» What is needed:
All the entries that follow are to be returned exactly.
___ Input data
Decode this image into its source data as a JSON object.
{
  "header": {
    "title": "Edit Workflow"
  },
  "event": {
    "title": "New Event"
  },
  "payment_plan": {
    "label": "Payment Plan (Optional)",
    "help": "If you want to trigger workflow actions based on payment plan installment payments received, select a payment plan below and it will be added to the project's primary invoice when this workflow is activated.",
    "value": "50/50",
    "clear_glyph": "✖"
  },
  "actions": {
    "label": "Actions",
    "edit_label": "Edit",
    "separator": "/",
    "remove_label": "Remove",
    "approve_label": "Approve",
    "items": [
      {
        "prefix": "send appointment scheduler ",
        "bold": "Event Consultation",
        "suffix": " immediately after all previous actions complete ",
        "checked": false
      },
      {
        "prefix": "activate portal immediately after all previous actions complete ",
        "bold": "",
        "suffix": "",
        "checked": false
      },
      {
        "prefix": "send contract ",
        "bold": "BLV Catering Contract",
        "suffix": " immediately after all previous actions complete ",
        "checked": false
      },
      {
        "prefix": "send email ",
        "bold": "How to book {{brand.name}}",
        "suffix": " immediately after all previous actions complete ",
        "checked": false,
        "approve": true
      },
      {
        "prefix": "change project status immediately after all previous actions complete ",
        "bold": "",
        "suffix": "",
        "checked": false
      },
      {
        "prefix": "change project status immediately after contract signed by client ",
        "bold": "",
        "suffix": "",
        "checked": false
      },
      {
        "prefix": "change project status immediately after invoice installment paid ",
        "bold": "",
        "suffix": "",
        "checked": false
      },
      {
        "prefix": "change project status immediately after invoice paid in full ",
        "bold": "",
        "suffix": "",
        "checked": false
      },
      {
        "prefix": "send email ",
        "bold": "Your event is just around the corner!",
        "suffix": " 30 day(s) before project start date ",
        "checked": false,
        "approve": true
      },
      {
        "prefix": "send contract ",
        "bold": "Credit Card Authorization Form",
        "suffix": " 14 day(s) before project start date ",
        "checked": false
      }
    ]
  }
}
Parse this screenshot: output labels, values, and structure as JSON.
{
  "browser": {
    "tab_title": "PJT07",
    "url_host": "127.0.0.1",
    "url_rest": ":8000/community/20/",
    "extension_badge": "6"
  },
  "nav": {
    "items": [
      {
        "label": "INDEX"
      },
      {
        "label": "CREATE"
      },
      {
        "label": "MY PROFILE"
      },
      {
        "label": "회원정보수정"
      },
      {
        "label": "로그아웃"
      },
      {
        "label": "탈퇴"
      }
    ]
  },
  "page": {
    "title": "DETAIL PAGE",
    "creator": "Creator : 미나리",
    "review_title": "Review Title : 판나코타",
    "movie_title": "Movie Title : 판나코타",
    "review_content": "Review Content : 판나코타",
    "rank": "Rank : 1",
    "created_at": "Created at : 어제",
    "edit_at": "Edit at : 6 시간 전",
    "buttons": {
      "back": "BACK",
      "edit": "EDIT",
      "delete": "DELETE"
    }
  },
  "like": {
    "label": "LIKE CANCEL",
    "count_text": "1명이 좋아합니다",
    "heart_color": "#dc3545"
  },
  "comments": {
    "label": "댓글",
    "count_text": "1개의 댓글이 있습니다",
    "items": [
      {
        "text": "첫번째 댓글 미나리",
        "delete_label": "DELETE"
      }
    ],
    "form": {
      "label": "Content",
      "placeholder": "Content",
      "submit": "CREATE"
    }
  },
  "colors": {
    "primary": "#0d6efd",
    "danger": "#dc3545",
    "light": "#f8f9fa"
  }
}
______
» Answer to this exercise:
Decode this image into its source data as a JSON object.
{
  "header": {
    "title": "Edit Workflow"
  },
  "event": {
    "title": "New Event"
  },
  "payment_plan": {
    "label": "Payment Plan (Optional)",
    "help": "If you want to trigger workflow actions based on payment plan installment payments received, select a payment plan below and it will be added to the project's primary invoice when this workflow is activated.",
    "value": "50/50",
    "clear_glyph": "✖"
  },
  "actions": {
    "label": "Actions",
    "edit_label": "Edit",
    "separator": "/",
    "remove_label": "Remove",
    "approve_label": "Approve",
    "items": [
      {
        "prefix": "send appointment scheduler ",
        "bold": "Event Consultation",
        "suffix": " immediately after all previous actions complete ",
        "checked": false
      },
      {
        "prefix": "activate portal immediately after all previous actions complete ",
        "bold": "",
        "suffix": "",
        "checked": false
      },
      {
        "prefix": "send contract ",
        "bold": "BLV Catering Contract",
        "suffix": " immediately after all previous actions complete ",
        "checked": false
      },
      {
        "prefix": "send email ",
        "bold": "How to book {{brand.name}}",
        "suffix": " immediately after all previous actions complete ",
        "checked": false,
        "approve": true
      },
      {
        "prefix": "change project status immediately after all previous actions complete ",
        "bold": "",
        "suffix": "",
        "checked": false
      },
      {
        "prefix": "change project status immediately after contract signed by client ",
        "bold": "",
        "suffix": "",
        "checked": false
      },
      {
        "prefix": "change project status immediately after invoice installment paid ",
        "bold": "",
        "suffix": "",
        "checked": false
      },
      {
        "prefix": "change project status immediately after invoice paid in full ",
        "bold": "",
        "suffix": "",
        "checked": false
      },
      {
        "prefix": "send email ",
        "bold": "Your event is just around the corner!",
        "suffix": " 30 day(s) before project start date ",
        "checked": false,
        "approve": true
      },
      {
        "prefix": "send contract ",
        "bold": "Credit Card Authorization Form",
        "suffix": " 14 day(s) before project start date ",
        "checked": false
      }
    ]
  }
}
Parse this screenshot: output labels, values, and structure as JSON.
{
  "browser": {
    "tab_title": "PJT07",
    "url_host": "127.0.0.1",
    "url_rest": ":8000/community/20/",
    "extension_badge": "6"
  },
  "nav": {
    "items": [
      {
        "label": "INDEX"
      },
      {
        "label": "CREATE"
      },
      {
        "label": "MY PROFILE"
      },
      {
        "label": "회원정보수정"
      },
      {
        "label": "로그아웃"
      },
      {
        "label": "탈퇴"
      }
    ]
  },
  "page": {
    "title": "DETAIL PAGE",
    "creator": "Creator : 미나리",
    "review_title": "Review Title : 판나코타",
    "movie_title": "Movie Title : 판나코타",
    "review_content": "Review Content : 판나코타",
    "rank": "Rank : 1",
    "created_at": "Created at : 어제",
    "edit_at": "Edit at : 6 시간 전",
    "buttons": {
      "back": "BACK",
      "edit": "EDIT",
      "delete": "DELETE"
    }
  },
  "like": {
    "label": "LIKE CANCEL",
    "count_text": "1명이 좋아합니다",
    "heart_color": "#dc3545"
  },
  "comments": {
    "label": "댓글",
    "count_text": "1개의 댓글이 있습니다",
    "items": [
      {
        "text": "첫번째 댓글 미나리",
        "delete_label": "DELETE"
      }
    ],
    "form": {
      "label": "Content",
      "placeholder": "Content",
      "submit": "CREATE"
    }
  },
  "colors": {
    "primary": "#0d6efd",
    "danger": "#dc3545",
    "light": "#f8f9fa"
  }
}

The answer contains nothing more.